Nothing in the records may be dropped or altered when you repeat them.

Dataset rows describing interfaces
*** Block opens ***

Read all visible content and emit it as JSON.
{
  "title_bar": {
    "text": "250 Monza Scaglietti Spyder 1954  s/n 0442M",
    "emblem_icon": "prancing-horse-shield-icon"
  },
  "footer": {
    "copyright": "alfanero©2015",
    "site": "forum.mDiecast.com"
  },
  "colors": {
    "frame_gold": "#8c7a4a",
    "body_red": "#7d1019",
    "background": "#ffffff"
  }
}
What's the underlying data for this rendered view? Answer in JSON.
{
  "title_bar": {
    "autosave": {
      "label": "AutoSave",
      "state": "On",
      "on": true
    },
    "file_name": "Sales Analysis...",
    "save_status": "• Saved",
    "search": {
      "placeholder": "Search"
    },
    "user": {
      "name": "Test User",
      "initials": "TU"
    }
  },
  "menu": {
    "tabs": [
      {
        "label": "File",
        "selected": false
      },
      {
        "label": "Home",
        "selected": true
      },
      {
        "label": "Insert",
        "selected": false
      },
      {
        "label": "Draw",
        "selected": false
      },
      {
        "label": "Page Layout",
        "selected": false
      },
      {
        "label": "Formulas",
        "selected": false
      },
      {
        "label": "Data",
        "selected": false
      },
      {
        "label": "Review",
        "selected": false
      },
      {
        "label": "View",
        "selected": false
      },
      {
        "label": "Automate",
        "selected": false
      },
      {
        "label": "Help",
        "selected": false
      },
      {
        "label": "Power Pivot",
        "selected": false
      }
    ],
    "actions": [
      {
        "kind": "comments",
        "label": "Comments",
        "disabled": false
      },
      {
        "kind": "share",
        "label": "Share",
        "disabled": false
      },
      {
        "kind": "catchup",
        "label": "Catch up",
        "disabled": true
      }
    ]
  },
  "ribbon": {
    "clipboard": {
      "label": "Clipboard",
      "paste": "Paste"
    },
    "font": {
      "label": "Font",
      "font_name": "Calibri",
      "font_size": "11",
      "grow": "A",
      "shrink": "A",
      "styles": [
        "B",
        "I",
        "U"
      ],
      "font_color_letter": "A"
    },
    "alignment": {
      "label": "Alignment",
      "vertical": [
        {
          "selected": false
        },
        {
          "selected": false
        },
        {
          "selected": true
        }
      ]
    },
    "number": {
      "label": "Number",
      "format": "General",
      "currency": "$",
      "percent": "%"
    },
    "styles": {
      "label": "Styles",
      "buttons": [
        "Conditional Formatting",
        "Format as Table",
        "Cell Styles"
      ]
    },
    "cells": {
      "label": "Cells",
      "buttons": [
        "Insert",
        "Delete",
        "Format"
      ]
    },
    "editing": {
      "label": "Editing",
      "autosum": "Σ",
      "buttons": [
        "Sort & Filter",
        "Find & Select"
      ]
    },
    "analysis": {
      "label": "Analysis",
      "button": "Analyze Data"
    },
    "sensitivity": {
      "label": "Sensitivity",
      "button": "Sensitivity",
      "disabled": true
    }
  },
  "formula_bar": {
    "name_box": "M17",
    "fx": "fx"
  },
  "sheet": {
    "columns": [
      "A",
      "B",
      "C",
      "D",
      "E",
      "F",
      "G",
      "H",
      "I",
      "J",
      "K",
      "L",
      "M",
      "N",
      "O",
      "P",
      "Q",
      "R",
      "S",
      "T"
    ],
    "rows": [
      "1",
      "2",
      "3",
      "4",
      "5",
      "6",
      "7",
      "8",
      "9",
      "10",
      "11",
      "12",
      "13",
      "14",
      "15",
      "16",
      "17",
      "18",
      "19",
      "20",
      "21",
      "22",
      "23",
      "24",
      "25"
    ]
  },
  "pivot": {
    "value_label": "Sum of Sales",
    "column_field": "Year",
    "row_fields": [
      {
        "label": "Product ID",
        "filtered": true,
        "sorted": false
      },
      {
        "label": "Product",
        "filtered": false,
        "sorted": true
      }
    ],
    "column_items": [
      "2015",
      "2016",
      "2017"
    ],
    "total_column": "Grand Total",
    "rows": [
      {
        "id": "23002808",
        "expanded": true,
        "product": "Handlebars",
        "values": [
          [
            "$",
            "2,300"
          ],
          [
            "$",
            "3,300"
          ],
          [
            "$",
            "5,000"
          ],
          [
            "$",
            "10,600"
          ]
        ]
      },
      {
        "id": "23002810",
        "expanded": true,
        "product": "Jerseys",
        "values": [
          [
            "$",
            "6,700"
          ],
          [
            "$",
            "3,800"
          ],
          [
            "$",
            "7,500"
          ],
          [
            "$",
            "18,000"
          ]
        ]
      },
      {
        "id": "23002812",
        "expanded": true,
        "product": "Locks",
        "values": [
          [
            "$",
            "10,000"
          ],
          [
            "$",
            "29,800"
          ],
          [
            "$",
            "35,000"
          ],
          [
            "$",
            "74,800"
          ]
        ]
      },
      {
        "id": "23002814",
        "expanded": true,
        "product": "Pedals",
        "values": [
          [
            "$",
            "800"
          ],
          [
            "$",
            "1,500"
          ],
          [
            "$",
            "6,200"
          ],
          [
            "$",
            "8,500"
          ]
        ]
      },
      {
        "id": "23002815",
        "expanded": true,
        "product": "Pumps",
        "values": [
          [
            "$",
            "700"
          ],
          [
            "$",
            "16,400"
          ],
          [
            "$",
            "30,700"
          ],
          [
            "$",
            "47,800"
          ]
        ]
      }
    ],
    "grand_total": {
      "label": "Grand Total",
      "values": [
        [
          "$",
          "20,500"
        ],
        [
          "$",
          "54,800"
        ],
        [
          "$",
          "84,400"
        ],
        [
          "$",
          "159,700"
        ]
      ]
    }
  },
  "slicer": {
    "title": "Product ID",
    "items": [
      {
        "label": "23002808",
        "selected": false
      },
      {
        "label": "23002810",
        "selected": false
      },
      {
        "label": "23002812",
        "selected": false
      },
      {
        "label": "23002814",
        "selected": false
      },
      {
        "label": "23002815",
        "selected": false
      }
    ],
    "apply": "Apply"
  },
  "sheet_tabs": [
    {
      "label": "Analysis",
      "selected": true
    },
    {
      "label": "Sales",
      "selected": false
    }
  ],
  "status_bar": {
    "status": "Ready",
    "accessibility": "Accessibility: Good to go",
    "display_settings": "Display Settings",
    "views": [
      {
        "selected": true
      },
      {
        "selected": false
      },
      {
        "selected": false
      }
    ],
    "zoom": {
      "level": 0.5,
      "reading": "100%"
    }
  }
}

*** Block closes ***

*Solution below*:
Read all visible content and emit it as JSON.
{
  "title_bar": {
    "text": "250 Monza Scaglietti Spyder 1954  s/n 0442M",
    "emblem_icon": "prancing-horse-shield-icon"
  },
  "footer": {
    "copyright": "alfanero©2015",
    "site": "forum.mDiecast.com"
  },
  "colors": {
    "frame_gold": "#8c7a4a",
    "body_red": "#7d1019",
    "background": "#ffffff"
  }
}
What's the underlying data for this rendered view? Answer in JSON.
{
  "title_bar": {
    "autosave": {
      "label": "AutoSave",
      "state": "On",
      "on": true
    },
    "file_name": "Sales Analysis...",
    "save_status": "• Saved",
    "search": {
      "placeholder": "Search"
    },
    "user": {
      "name": "Test User",
      "initials": "TU"
    }
  },
  "menu": {
    "tabs": [
      {
        "label": "File",
        "selected": false
      },
      {
        "label": "Home",
        "selected": true
      },
      {
        "label": "Insert",
        "selected": false
      },
      {
        "label": "Draw",
        "selected": false
      },
      {
        "label": "Page Layout",
        "selected": false
      },
      {
        "label": "Formulas",
        "selected": false
      },
      {
        "label": "Data",
        "selected": false
      },
      {
        "label": "Review",
        "selected": false
      },
      {
        "label": "View",
        "selected": false
      },
      {
        "label": "Automate",
        "selected": false
      },
      {
        "label": "Help",
        "selected": false
      },
      {
        "label": "Power Pivot",
        "selected": false
      }
    ],
    "actions": [
      {
        "kind": "comments",
        "label": "Comments",
        "disabled": false
      },
      {
        "kind": "share",
        "label": "Share",
        "disabled": false
      },
      {
        "kind": "catchup",
        "label": "Catch up",
        "disabled": true
      }
    ]
  },
  "ribbon": {
    "clipboard": {
      "label": "Clipboard",
      "paste": "Paste"
    },
    "font": {
      "label": "Font",
      "font_name": "Calibri",
      "font_size": "11",
      "grow": "A",
      "shrink": "A",
      "styles": [
        "B",
        "I",
        "U"
      ],
      "font_color_letter": "A"
    },
    "alignment": {
      "label": "Alignment",
      "vertical": [
        {
          "selected": false
        },
        {
          "selected": false
        },
        {
          "selected": true
        }
      ]
    },
    "number": {
      "label": "Number",
      "format": "General",
      "currency": "$",
      "percent": "%"
    },
    "styles": {
      "label": "Styles",
      "buttons": [
        "Conditional Formatting",
        "Format as Table",
        "Cell Styles"
      ]
    },
    "cells": {
      "label": "Cells",
      "buttons": [
        "Insert",
        "Delete",
        "Format"
      ]
    },
    "editing": {
      "label": "Editing",
      "autosum": "Σ",
      "buttons": [
        "Sort & Filter",
        "Find & Select"
      ]
    },
    "analysis": {
      "label": "Analysis",
      "button": "Analyze Data"
    },
    "sensitivity": {
      "label": "Sensitivity",
      "button": "Sensitivity",
      "disabled": true
    }
  },
  "formula_bar": {
    "name_box": "M17",
    "fx": "fx"
  },
  "sheet": {
    "columns": [
      "A",
      "B",
      "C",
      "D",
      "E",
      "F",
      "G",
      "H",
      "I",
      "J",
      "K",
      "L",
      "M",
      "N",
      "O",
      "P",
      "Q",
      "R",
      "S",
      "T"
    ],
    "rows": [
      "1",
      "2",
      "3",
      "4",
      "5",
      "6",
      "7",
      "8",
      "9",
      "10",
      "11",
      "12",
      "13",
      "14",
      "15",
      "16",
      "17",
      "18",
      "19",
      "20",
      "21",
      "22",
      "23",
      "24",
      "25"
    ]
  },
  "pivot": {
    "value_label": "Sum of Sales",
    "column_field": "Year",
    "row_fields": [
      {
        "label": "Product ID",
        "filtered": true,
        "sorted": false
      },
      {
        "label": "Product",
        "filtered": false,
        "sorted": true
      }
    ],
    "column_items": [
      "2015",
      "2016",
      "2017"
    ],
    "total_column": "Grand Total",
    "rows": [
      {
        "id": "23002808",
        "expanded": true,
        "product": "Handlebars",
        "values": [
          [
            "$",
            "2,300"
          ],
          [
            "$",
            "3,300"
          ],
          [
            "$",
            "5,000"
          ],
          [
            "$",
            "10,600"
          ]
        ]
      },
      {
        "id": "23002810",
        "expanded": true,
        "product": "Jerseys",
        "values": [
          [
            "$",
            "6,700"
          ],
          [
            "$",
            "3,800"
          ],
          [
            "$",
            "7,500"
          ],
          [
            "$",
            "18,000"
          ]
        ]
      },
      {
        "id": "23002812",
        "expanded": true,
        "product": "Locks",
        "values": [
          [
            "$",
            "10,000"
          ],
          [
            "$",
            "29,800"
          ],
          [
            "$",
            "35,000"
          ],
          [
            "$",
            "74,800"
          ]
        ]
      },
      {
        "id": "23002814",
        "expanded": true,
        "product": "Pedals",
        "values": [
          [
            "$",
            "800"
          ],
          [
            "$",
            "1,500"
          ],
          [
            "$",
            "6,200"
          ],
          [
            "$",
            "8,500"
          ]
        ]
      },
      {
        "id": "23002815",
        "expanded": true,
        "product": "Pumps",
        "values": [
          [
            "$",
            "700"
          ],
          [
            "$",
            "16,400"
          ],
          [
            "$",
            "30,700"
          ],
          [
            "$",
            "47,800"
          ]
        ]
      }
    ],
    "grand_total": {
      "label": "Grand Total",
      "values": [
        [
          "$",
          "20,500"
        ],
        [
          "$",
          "54,800"
        ],
        [
          "$",
          "84,400"
        ],
        [
          "$",
          "159,700"
        ]
      ]
    }
  },
  "slicer": {
    "title": "Product ID",
    "items": [
      {
        "label": "23002808",
        "selected": false
      },
      {
        "label": "23002810",
        "selected": false
      },
      {
        "label": "23002812",
        "selected": false
      },
      {
        "label": "23002814",
        "selected": false
      },
      {
        "label": "23002815",
        "selected": false
      }
    ],
    "apply": "Apply"
  },
  "sheet_tabs": [
    {
      "label": "Analysis",
      "selected": true
    },
    {
      "label": "Sales",
      "selected": false
    }
  ],
  "status_bar": {
    "status": "Ready",
    "accessibility": "Accessibility: Good to go",
    "display_settings": "Display Settings",
    "views": [
      {
        "selected": true
      },
      {
        "selected": false
      },
      {
        "selected": false
      }
    ],
    "zoom": {
      "level": 0.5,
      "reading": "100%"
    }
  }
}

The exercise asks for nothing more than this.